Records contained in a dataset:
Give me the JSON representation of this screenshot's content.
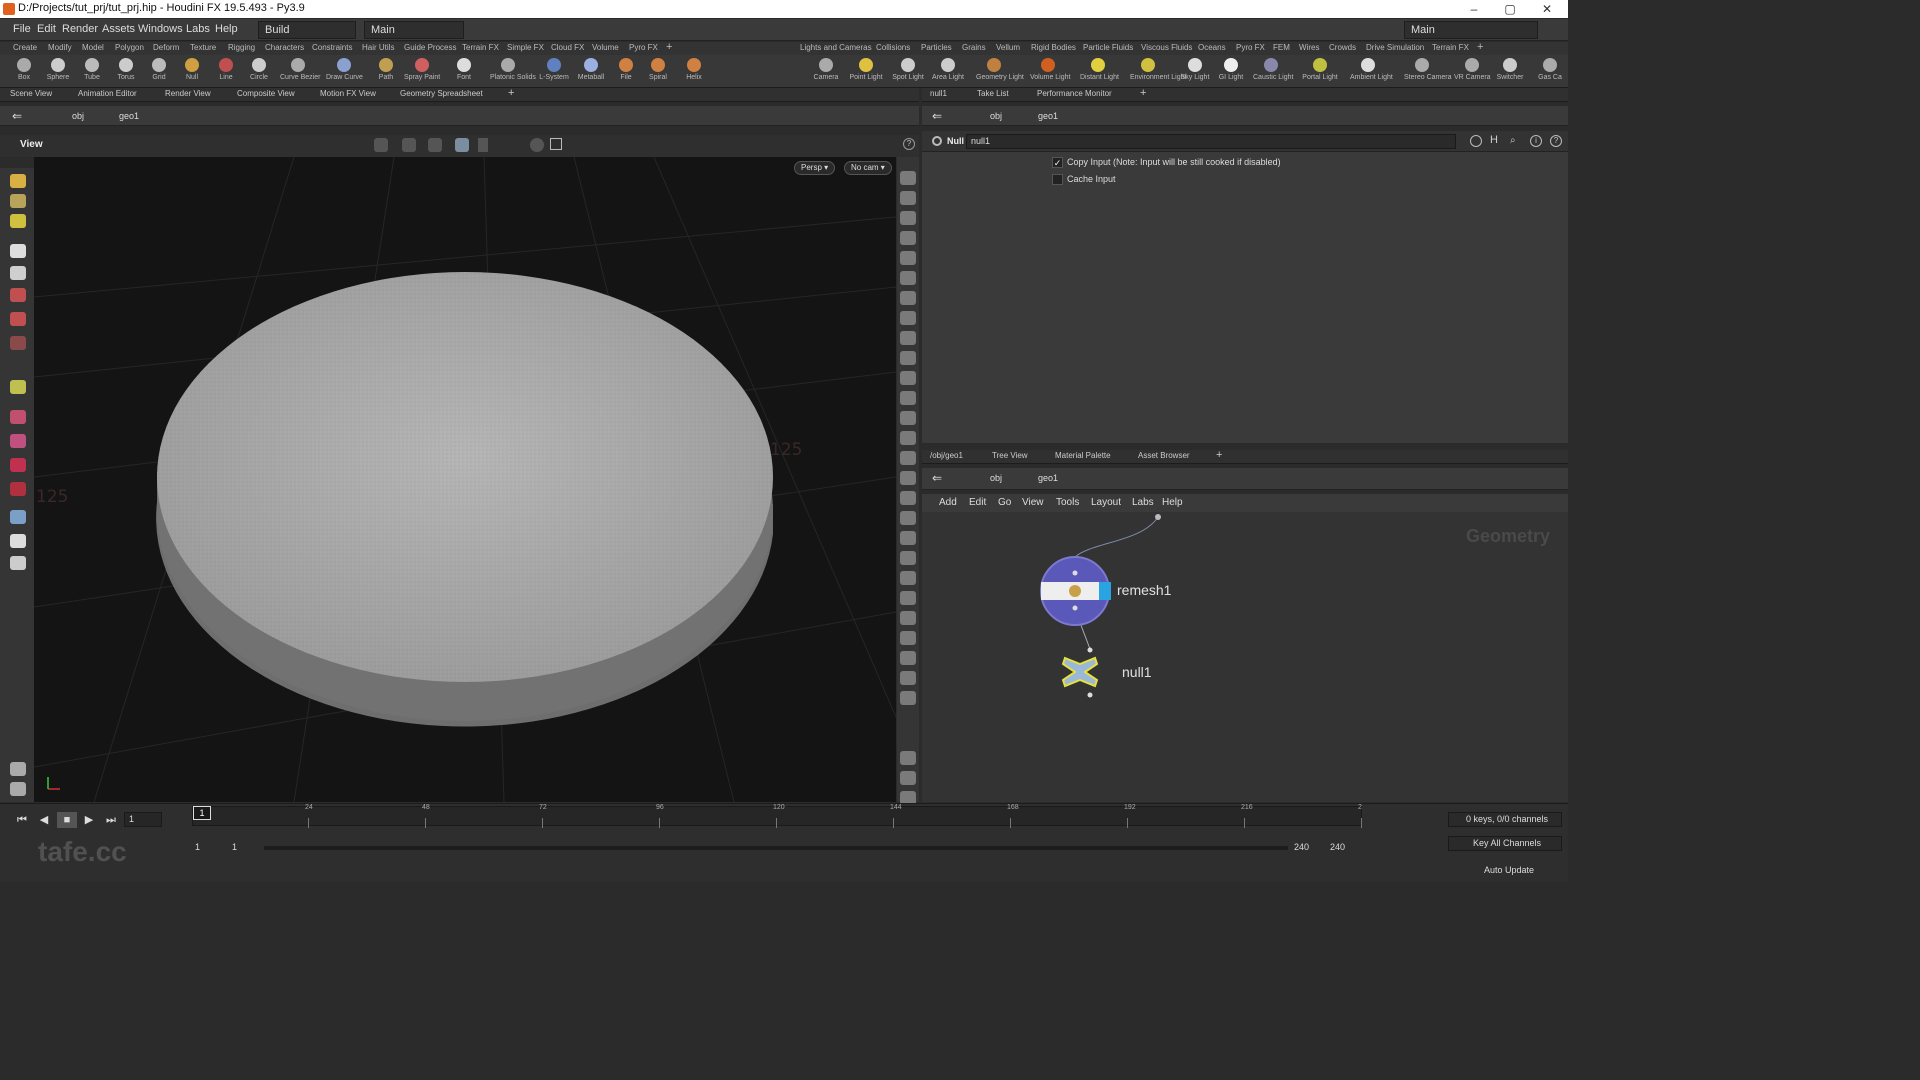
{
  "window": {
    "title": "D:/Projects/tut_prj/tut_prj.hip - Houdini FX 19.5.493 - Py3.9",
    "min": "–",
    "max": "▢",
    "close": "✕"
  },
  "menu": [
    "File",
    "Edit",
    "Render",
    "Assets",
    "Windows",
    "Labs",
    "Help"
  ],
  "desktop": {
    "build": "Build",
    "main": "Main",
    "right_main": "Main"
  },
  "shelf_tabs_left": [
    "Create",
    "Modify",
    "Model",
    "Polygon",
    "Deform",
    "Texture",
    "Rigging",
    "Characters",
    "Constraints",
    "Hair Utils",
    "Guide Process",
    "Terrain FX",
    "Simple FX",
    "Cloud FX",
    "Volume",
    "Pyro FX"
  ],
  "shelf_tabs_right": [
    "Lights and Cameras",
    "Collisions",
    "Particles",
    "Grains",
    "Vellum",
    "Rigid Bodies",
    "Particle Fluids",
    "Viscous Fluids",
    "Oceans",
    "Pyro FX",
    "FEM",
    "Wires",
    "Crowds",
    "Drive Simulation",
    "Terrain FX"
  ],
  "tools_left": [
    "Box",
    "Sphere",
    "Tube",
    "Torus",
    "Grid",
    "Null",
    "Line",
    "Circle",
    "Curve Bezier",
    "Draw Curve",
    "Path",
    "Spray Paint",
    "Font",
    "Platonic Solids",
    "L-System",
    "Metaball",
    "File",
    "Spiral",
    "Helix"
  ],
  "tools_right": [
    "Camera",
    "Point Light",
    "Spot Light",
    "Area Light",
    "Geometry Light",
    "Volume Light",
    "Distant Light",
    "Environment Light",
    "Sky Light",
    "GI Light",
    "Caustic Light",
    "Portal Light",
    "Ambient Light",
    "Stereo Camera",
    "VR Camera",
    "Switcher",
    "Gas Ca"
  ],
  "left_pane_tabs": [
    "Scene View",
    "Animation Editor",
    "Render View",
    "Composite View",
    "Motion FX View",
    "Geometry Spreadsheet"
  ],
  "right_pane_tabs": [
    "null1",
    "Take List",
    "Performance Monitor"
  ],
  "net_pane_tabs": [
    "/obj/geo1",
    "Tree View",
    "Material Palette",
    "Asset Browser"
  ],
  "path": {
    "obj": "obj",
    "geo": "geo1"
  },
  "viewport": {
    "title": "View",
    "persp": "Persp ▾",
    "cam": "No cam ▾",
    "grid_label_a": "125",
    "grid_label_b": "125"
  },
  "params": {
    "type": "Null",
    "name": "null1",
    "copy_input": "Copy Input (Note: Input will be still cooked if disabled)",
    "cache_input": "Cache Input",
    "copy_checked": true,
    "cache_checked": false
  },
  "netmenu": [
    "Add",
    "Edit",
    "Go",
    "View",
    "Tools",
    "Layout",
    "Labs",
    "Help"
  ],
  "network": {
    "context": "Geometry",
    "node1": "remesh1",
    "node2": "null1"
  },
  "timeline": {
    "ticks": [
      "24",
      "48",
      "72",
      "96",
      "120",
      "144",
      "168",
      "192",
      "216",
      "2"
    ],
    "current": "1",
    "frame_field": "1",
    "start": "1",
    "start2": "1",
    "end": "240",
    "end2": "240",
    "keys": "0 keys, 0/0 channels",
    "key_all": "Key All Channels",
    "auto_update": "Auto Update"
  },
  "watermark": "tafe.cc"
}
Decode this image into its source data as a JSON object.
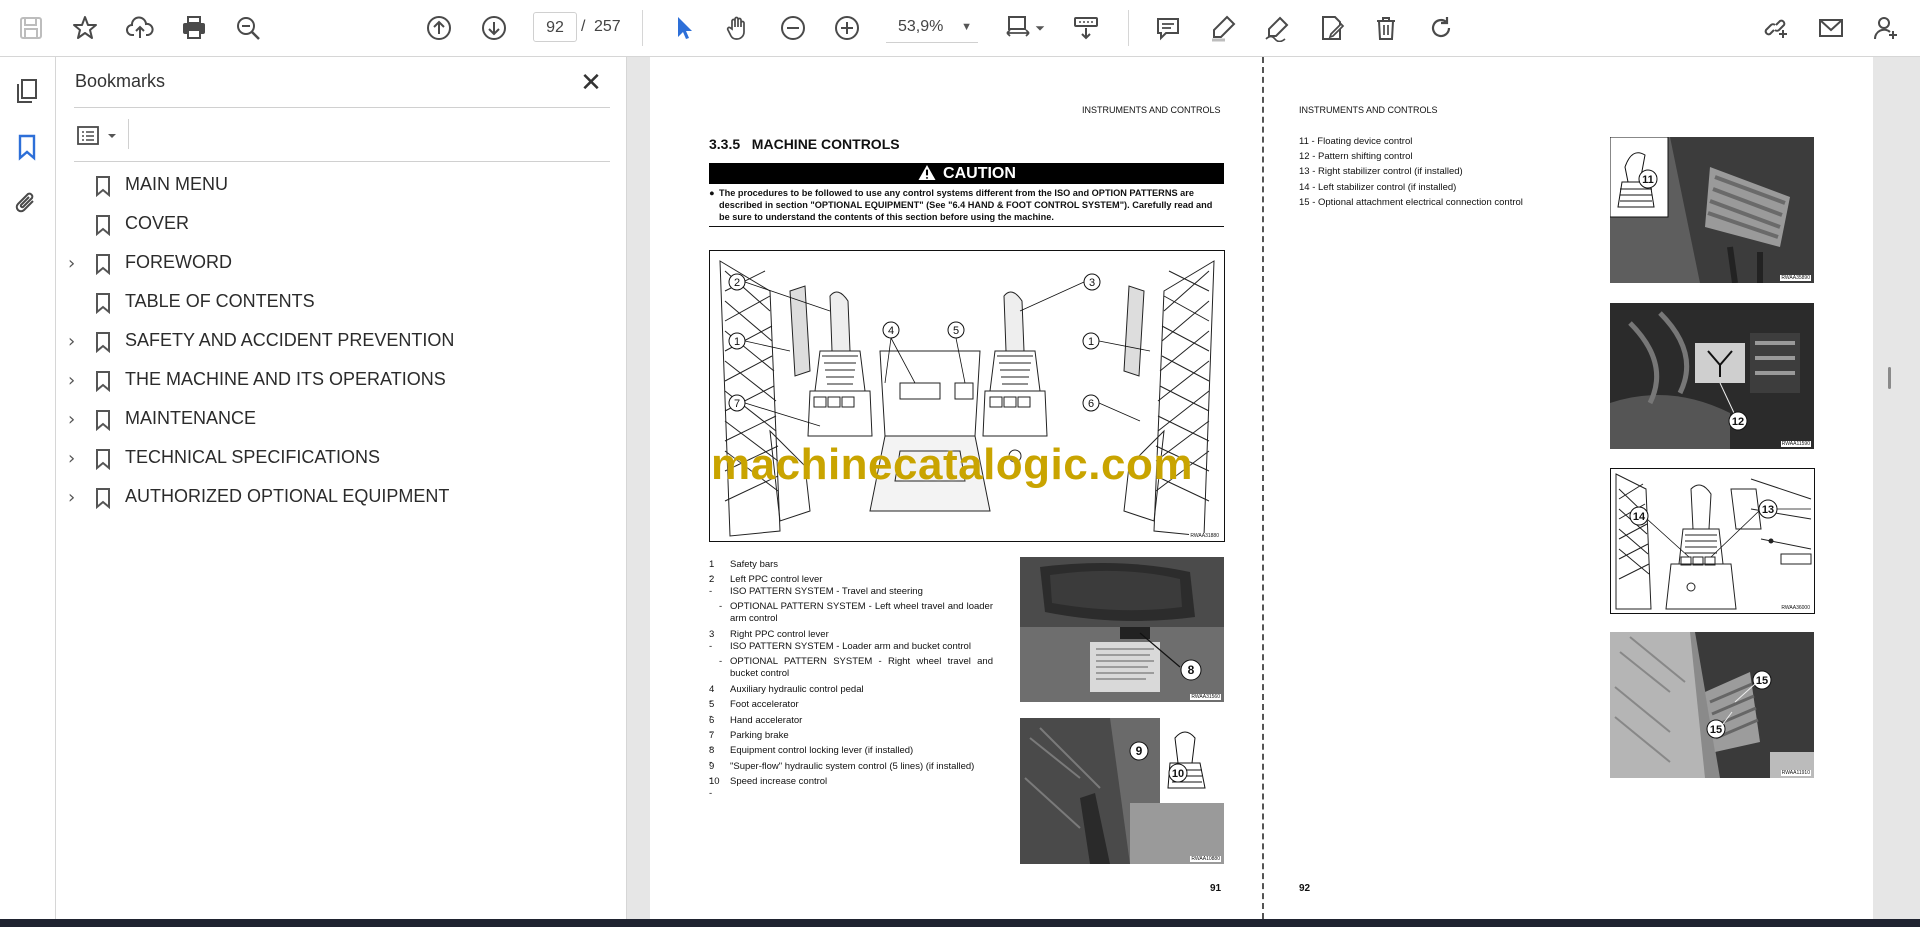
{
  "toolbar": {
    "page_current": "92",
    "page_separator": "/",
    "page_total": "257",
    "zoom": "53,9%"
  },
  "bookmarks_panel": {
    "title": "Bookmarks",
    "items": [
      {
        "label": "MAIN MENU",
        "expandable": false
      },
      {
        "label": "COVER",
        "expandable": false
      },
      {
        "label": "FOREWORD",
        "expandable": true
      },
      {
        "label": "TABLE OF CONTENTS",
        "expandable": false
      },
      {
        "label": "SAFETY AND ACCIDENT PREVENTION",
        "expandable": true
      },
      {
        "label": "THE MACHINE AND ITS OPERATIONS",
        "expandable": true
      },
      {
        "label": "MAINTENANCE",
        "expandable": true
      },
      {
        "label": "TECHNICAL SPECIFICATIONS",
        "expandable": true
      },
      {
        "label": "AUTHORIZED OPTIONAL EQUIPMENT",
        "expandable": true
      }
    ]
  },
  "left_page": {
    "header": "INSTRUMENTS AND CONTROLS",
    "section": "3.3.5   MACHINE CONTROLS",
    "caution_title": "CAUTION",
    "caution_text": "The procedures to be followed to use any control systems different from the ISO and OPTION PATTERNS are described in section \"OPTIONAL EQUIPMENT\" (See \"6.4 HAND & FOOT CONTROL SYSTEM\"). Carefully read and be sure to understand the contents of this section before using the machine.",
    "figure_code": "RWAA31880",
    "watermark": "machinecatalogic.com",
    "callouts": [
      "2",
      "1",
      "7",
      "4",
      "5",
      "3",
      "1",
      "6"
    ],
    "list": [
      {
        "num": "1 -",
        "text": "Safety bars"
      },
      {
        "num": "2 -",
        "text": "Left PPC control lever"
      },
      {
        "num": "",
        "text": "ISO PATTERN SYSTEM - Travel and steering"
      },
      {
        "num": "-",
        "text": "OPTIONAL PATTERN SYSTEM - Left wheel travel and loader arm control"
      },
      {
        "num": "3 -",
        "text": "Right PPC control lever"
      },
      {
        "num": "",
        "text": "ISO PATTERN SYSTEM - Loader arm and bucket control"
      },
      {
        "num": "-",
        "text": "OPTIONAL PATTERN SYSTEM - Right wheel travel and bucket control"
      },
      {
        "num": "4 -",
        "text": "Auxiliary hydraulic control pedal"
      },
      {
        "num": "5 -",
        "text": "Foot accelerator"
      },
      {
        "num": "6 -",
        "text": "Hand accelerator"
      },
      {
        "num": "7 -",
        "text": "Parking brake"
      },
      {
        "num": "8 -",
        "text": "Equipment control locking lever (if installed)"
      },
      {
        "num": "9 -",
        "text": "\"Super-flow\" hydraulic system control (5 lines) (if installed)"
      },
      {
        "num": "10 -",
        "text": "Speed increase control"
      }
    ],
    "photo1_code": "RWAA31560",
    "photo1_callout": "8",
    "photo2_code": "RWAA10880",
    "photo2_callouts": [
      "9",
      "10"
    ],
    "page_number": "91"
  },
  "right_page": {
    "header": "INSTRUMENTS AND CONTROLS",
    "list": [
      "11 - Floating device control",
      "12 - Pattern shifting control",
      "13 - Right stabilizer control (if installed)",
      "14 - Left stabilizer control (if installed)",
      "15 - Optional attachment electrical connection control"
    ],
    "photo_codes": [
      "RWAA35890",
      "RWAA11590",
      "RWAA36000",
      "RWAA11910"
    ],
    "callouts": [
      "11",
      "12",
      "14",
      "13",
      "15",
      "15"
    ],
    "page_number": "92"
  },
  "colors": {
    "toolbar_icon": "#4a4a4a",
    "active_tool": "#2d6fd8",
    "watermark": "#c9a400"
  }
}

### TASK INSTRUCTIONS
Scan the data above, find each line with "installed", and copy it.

### TASK ANSWER
        "text": "Equipment control locking lever (if installed)"
        "text": "\"Super-flow\" hydraulic system control (5 lines) (if installed)"
      "13 - Right stabilizer control (if installed)",
      "14 - Left stabilizer control (if installed)",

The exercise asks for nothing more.